One of the team members who is a master trainer trains a supervising psychiatrist (and a backup psychiatrist) to administer MINI-KID, who subsequently trains five senior community counsellors to use MINI-KID and SEEK PQ-R. Supervision meetings are held with the counsellors to ensure quality control and provide support with referrals. Ten research assistants receive training in research basics required for this study and community gatekeepers participate in a 2-day training program by a research coordinator. Community gatekeepers (n=45) are all female and older than 18 years. They include youth club leaders, women society group members and community health volunteers. They use the CCDT regularly for six months and detect a total of 238 children aged 6–18 years. To minimize confirmation bias, direct contact between gatekeepers and counsellors is limited and the CCDT probable negatives were invited to participate in the study.
The average age of the sample was 12.3 years with an equal distribution of girls and boys. Of the 157 CCDT probable positives, 109 were indicated for mental health treatment. Authors record that community gatekeepers can accurately detect two out of three children and families in need of mental healthcare using the CCDT. The performance of the CCDT was comparable with the SDQ. Therefore, it can serve as an alternative scalable method to universal screening for mental health problems. The team could not evaluate gender differences in the results as all the community gatekeepers were female. They mention that future research can explore this and also will focus on the development and evaluation of an additional “help-seeking encouragement strategy” component of the CCDT.
Beames, J.R., Li, S.H., Newby, J.M. et al. The upside: coping and psychological resilience in Australian adolescents during the COVID-19 pandemic. Child Adolesc Psychiatry Ment Health 15, 77 (2021). https://doi.org/10.1186/s13034-021-00432-z
Robertson, E.L., Piscitello, J., Schmidt, E. et al. Longitudinal transactional relationships between caregiver and child mental health during the COVID-19 global pandemic. Child Adolesc Psychiatry Ment Health 15, 66 (2021). https://doi.org/10.1186/s13034-021-00422-1
van den Broek, M., Ponniah, P., Jeyakumar, P.J.R. et al. Proactive detection of people in need of mental healthcare: accuracy of the community case detection tool among children, adolescents and families in Sri Lanka. Child Adolesc Psychiatry Ment Health 15, 57 (2021a). https://doi.org/10.1186/s13034-021-00405-2
van den Broek, M., Hegazi, L., Ghazal, N., Hamayel, L., Barrett, A., Kohrt, B.A., Jordans, M.J.D. Accuracy of a proactive case detection tool for internalizing and externalizing problems among conflict-affected children and adolescents.

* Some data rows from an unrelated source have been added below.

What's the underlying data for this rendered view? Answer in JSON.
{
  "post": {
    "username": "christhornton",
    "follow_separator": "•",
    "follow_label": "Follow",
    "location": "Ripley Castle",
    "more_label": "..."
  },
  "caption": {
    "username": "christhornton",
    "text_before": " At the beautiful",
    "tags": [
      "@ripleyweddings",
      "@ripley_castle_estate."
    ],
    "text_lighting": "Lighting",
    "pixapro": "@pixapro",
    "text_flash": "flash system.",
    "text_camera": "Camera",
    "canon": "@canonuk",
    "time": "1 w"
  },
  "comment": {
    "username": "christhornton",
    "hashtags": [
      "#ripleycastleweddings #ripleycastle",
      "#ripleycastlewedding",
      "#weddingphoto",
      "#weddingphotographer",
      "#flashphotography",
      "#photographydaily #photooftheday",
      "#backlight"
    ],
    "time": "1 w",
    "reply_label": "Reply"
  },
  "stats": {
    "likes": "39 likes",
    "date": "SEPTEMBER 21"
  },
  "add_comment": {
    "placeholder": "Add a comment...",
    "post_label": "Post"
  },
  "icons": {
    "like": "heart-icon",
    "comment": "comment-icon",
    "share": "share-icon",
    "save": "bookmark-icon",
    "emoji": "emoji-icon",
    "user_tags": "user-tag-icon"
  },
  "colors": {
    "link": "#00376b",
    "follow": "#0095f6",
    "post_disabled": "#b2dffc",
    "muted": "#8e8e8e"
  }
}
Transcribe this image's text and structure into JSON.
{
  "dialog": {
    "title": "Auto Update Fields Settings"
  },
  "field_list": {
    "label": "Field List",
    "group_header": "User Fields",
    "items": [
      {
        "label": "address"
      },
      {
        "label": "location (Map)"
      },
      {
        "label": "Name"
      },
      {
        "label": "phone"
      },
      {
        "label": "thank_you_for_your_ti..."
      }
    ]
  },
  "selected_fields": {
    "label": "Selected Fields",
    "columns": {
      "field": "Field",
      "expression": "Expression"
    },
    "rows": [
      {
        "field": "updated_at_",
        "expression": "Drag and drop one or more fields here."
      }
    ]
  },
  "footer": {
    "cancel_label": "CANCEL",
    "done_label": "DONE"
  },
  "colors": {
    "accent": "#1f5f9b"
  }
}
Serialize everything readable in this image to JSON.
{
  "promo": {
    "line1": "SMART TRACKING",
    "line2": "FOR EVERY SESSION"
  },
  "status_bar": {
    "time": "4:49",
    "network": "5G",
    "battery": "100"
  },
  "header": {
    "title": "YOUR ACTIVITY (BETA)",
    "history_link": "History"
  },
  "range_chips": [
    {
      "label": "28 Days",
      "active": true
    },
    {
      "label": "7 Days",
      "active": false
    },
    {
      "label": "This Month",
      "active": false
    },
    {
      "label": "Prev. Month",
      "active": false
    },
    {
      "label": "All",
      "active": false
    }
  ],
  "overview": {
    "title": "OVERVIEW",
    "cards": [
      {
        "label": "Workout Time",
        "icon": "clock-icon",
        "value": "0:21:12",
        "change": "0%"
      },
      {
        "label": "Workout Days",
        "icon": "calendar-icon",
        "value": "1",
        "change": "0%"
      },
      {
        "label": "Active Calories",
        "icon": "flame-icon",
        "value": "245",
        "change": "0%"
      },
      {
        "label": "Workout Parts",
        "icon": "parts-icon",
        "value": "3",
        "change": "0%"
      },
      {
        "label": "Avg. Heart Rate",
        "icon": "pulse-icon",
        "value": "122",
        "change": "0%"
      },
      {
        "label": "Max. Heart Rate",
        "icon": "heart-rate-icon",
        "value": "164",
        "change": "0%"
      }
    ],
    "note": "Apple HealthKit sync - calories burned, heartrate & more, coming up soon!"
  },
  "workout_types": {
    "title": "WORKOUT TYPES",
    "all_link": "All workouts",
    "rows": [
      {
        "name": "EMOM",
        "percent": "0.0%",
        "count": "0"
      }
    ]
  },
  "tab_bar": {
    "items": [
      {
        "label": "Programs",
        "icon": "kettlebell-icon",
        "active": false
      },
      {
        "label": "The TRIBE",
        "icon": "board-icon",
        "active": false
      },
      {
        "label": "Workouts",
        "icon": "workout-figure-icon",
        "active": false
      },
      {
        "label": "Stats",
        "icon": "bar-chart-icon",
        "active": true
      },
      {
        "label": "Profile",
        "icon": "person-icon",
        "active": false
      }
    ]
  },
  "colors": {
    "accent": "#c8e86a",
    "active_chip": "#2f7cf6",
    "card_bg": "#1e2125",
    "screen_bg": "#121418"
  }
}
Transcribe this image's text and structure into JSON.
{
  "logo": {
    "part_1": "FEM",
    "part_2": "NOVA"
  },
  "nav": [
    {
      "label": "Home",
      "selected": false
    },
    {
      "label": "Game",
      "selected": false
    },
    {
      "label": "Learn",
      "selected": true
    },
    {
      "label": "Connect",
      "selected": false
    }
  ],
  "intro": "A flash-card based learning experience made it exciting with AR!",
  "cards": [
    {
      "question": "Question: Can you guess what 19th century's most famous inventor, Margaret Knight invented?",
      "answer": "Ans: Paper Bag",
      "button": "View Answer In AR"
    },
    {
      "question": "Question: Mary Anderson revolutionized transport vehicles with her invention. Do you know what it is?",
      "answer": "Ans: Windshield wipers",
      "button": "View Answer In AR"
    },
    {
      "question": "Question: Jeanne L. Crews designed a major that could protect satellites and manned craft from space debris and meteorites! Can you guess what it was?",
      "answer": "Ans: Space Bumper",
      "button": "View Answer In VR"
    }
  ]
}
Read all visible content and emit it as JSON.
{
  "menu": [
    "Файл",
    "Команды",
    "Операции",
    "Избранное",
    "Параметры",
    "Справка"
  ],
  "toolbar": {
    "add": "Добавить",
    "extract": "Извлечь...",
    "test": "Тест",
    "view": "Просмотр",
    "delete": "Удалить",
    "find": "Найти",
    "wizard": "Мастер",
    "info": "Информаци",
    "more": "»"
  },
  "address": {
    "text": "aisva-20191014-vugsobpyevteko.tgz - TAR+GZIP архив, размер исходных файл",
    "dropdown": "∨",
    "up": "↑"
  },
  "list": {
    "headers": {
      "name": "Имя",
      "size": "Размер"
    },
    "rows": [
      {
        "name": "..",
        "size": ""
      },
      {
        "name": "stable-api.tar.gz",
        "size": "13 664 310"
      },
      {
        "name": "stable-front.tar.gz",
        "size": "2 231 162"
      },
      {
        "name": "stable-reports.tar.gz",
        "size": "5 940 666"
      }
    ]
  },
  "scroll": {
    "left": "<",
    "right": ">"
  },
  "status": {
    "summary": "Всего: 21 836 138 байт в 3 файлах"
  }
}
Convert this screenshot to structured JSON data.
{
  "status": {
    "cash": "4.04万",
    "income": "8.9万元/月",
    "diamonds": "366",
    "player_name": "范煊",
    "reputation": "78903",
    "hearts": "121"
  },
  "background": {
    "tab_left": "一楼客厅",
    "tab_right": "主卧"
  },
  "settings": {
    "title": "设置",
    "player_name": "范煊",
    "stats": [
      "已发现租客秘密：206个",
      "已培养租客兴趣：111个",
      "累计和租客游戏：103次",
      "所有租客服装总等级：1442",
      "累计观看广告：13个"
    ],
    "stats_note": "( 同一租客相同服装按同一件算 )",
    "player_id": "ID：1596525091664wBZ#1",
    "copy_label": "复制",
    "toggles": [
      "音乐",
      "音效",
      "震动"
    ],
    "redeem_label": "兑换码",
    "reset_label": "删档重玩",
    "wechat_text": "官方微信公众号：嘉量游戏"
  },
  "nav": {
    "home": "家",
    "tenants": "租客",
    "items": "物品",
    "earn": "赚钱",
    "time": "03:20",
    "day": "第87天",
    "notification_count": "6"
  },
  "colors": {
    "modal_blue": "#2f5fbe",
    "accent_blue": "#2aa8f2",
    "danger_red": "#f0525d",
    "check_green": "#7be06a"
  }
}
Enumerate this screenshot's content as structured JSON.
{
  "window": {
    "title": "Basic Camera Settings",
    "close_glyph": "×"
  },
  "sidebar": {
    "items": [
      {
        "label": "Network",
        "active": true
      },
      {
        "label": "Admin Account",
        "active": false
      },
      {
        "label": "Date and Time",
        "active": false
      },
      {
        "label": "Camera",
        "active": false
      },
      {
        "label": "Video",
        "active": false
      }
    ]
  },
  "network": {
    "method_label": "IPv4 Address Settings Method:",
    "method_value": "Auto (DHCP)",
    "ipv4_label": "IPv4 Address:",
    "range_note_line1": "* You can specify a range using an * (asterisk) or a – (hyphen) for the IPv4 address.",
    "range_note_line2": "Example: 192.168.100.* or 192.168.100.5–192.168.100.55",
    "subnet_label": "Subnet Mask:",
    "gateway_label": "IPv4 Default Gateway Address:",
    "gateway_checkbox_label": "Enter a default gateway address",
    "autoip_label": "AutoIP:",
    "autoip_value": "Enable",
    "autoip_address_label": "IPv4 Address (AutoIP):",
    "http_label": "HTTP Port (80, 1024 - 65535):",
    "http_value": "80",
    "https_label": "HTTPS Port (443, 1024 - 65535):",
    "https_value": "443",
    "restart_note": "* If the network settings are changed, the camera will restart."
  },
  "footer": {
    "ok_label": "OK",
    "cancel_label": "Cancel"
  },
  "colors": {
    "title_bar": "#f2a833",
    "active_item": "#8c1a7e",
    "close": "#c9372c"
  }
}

J Adolesc Health (2021b). https://doi.org/10.1016/j.jadohealth.2021.03.011